How to complete this task: A single number is required: how many lines below include the string "heading".

Records:

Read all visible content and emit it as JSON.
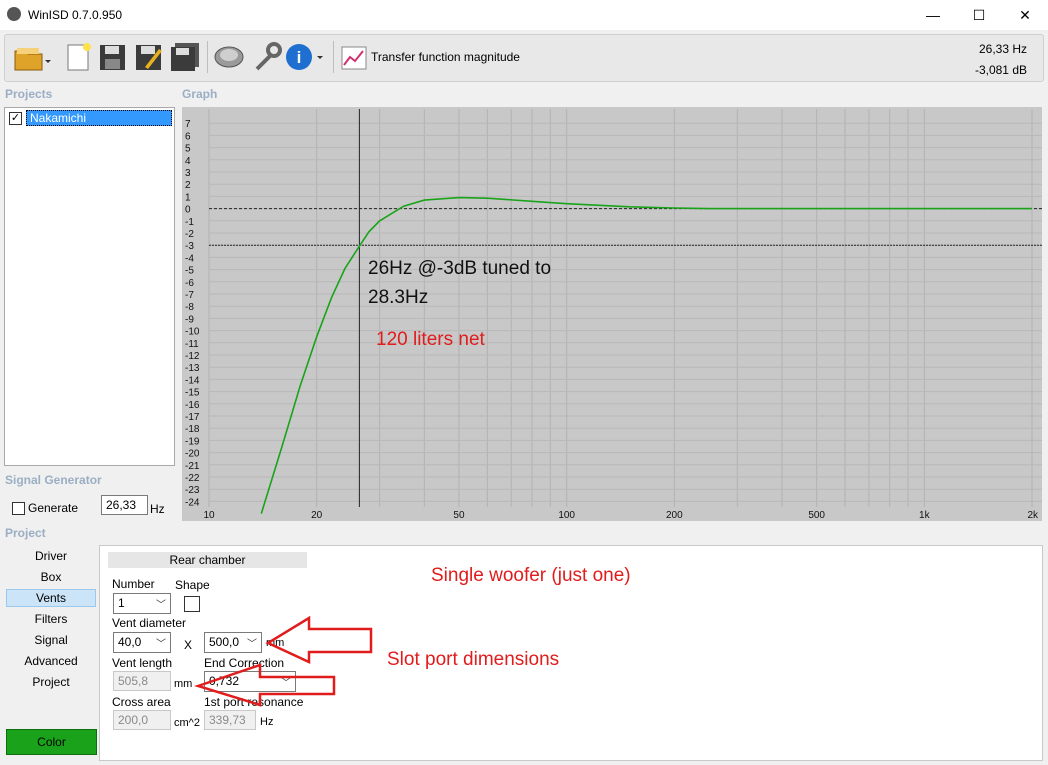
{
  "window": {
    "title": "WinISD 0.7.0.950",
    "minimize": "—",
    "maximize": "☐",
    "close": "✕"
  },
  "toolbar": {
    "graph_label": "Transfer function magnitude",
    "cursor_hz": "26,33 Hz",
    "cursor_db": "-3,081 dB",
    "icons": [
      "open-folder-icon",
      "new-document-icon",
      "save-icon",
      "save-as-icon",
      "save-all-icon",
      "driver-icon",
      "wrench-icon",
      "info-icon",
      "graph-icon"
    ]
  },
  "projects": {
    "heading": "Projects",
    "items": [
      {
        "label": "Nakamichi",
        "checked": true
      }
    ]
  },
  "graph": {
    "heading": "Graph",
    "y_ticks": [
      "7",
      "6",
      "5",
      "4",
      "3",
      "2",
      "1",
      "0",
      "-1",
      "-2",
      "-3",
      "-4",
      "-5",
      "-6",
      "-7",
      "-8",
      "-9",
      "-10",
      "-11",
      "-12",
      "-13",
      "-14",
      "-15",
      "-16",
      "-17",
      "-18",
      "-19",
      "-20",
      "-21",
      "-22",
      "-23",
      "-24"
    ],
    "x_ticks": [
      "10",
      "20",
      "50",
      "100",
      "200",
      "500",
      "1k",
      "2k"
    ],
    "annotation_1": "26Hz @-3dB tuned to",
    "annotation_2": "28.3Hz",
    "annotation_3": "120 liters net"
  },
  "chart_data": {
    "type": "line",
    "xscale": "log",
    "xlim": [
      10,
      2000
    ],
    "ylim": [
      -25,
      8
    ],
    "series": [
      {
        "color": "#1aa31a",
        "x": [
          14,
          16,
          18,
          20,
          22,
          24,
          26.3,
          28,
          30,
          35,
          40,
          50,
          60,
          80,
          100,
          150,
          200,
          250,
          500,
          1000,
          2000
        ],
        "y": [
          -25,
          -19.5,
          -14.5,
          -10.5,
          -7.3,
          -4.9,
          -3.1,
          -1.9,
          -1.0,
          0.2,
          0.7,
          0.9,
          0.85,
          0.6,
          0.4,
          0.15,
          0.05,
          0.0,
          0.0,
          0.0,
          0.0
        ]
      }
    ],
    "reference_lines": {
      "horizontal": [
        0,
        -3
      ],
      "vertical": [
        26.33
      ]
    }
  },
  "signal_generator": {
    "heading": "Signal Generator",
    "generate_label": "Generate",
    "frequency": "26,33",
    "unit": "Hz"
  },
  "project_nav": {
    "heading": "Project",
    "items": [
      "Driver",
      "Box",
      "Vents",
      "Filters",
      "Signal",
      "Advanced",
      "Project"
    ],
    "selected": "Vents",
    "color_button": "Color"
  },
  "vents_panel": {
    "section_title": "Rear chamber",
    "number_label": "Number",
    "number_value": "1",
    "shape_label": "Shape",
    "vent_diameter_label": "Vent diameter",
    "vent_diameter_value": "40,0",
    "x_label": "X",
    "vent_height_value": "500,0",
    "mm_unit": "mm",
    "vent_length_label": "Vent length",
    "vent_length_value": "505,8",
    "end_correction_label": "End Correction",
    "end_correction_value": "0,732",
    "cross_area_label": "Cross area",
    "cross_area_value": "200,0",
    "cross_area_unit": "cm^2",
    "port_resonance_label": "1st port resonance",
    "port_resonance_value": "339,73",
    "hz_unit": "Hz"
  },
  "annotations": {
    "single_woofer": "Single woofer (just one)",
    "slot_port": "Slot port dimensions"
  }
}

Solution to the exercise: 4